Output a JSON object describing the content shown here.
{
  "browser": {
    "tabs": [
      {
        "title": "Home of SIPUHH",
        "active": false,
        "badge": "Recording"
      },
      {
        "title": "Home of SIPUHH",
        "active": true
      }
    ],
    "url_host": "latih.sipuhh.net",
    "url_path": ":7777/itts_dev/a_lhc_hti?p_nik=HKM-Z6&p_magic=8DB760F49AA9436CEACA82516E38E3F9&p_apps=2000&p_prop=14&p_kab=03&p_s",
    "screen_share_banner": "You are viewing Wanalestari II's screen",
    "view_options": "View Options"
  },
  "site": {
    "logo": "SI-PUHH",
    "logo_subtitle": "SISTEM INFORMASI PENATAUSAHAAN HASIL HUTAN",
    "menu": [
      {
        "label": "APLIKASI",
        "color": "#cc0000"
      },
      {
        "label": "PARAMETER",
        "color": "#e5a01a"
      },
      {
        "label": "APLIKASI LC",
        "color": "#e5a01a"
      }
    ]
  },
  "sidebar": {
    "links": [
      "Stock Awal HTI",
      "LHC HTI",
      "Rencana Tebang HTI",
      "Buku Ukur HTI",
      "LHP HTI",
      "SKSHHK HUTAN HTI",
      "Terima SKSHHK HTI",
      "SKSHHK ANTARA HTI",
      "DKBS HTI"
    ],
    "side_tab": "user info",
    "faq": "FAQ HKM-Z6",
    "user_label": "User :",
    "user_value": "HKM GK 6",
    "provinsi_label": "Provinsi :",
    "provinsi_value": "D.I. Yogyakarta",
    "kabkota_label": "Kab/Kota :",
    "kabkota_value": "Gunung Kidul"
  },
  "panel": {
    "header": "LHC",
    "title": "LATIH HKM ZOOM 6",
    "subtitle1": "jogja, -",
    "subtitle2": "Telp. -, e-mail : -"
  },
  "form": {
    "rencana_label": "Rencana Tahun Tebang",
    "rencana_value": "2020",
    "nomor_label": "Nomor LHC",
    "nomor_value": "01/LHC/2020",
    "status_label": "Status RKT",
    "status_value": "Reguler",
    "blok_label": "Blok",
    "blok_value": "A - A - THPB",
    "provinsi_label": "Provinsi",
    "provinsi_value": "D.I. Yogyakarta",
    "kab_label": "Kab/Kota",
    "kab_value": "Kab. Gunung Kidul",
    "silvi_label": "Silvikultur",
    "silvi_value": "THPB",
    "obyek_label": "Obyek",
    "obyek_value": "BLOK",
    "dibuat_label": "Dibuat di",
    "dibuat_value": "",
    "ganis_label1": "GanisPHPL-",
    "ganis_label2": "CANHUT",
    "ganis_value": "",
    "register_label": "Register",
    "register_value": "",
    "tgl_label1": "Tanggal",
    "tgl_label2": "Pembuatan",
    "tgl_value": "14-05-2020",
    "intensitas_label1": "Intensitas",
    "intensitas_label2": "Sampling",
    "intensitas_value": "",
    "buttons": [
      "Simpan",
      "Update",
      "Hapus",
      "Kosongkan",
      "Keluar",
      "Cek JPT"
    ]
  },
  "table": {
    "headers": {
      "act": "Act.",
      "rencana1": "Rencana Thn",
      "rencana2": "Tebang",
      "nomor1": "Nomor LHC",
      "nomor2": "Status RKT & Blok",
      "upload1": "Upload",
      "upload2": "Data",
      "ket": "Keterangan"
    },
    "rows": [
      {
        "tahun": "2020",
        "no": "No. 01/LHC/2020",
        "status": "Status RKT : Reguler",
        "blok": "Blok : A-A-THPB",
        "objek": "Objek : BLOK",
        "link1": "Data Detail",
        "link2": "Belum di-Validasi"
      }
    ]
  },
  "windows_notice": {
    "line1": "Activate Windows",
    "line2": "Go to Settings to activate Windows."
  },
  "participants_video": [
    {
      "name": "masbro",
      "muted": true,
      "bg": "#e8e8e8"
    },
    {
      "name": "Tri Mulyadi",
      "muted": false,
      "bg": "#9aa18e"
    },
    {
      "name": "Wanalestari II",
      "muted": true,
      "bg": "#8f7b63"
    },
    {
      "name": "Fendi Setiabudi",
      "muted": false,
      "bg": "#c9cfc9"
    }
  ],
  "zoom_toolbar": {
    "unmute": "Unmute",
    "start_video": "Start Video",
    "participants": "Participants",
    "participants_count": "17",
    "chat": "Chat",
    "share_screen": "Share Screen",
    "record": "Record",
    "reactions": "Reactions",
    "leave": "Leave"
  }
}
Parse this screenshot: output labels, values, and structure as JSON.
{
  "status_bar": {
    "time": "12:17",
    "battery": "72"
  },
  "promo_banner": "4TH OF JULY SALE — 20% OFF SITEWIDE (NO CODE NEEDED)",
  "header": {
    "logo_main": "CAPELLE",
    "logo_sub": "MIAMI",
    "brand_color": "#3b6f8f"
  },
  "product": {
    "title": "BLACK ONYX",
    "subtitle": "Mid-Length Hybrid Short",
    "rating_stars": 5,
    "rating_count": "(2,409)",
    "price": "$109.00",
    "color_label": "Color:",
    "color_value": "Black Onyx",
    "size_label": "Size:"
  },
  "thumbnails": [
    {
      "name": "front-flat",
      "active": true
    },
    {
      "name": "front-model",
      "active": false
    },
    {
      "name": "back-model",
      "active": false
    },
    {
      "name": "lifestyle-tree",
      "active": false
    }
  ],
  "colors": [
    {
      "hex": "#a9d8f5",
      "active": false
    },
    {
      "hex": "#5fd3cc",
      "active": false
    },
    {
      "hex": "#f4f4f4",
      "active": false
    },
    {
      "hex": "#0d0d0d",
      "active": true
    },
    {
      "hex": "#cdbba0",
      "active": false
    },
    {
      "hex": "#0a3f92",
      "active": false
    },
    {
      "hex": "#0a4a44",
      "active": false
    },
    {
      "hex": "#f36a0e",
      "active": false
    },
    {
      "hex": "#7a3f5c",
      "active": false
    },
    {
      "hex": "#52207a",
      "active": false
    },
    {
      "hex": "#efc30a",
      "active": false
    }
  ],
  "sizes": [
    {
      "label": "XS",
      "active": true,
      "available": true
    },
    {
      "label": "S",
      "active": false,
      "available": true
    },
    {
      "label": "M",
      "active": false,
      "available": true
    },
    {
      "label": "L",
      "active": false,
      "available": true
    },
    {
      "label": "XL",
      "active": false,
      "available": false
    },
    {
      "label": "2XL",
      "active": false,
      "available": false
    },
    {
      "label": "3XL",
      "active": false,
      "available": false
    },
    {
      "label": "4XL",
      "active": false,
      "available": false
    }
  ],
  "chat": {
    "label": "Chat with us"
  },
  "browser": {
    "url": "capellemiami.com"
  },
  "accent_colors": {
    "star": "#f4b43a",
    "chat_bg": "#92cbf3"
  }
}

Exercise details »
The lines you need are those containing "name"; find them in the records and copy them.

Your solution »
      "name": "masbro",
      "name": "Tri Mulyadi",
      "name": "Wanalestari II",
      "name": "Fendi Setiabudi",
      "name": "front-flat",
      "name": "front-model",
      "name": "back-model",
      "name": "lifestyle-tree",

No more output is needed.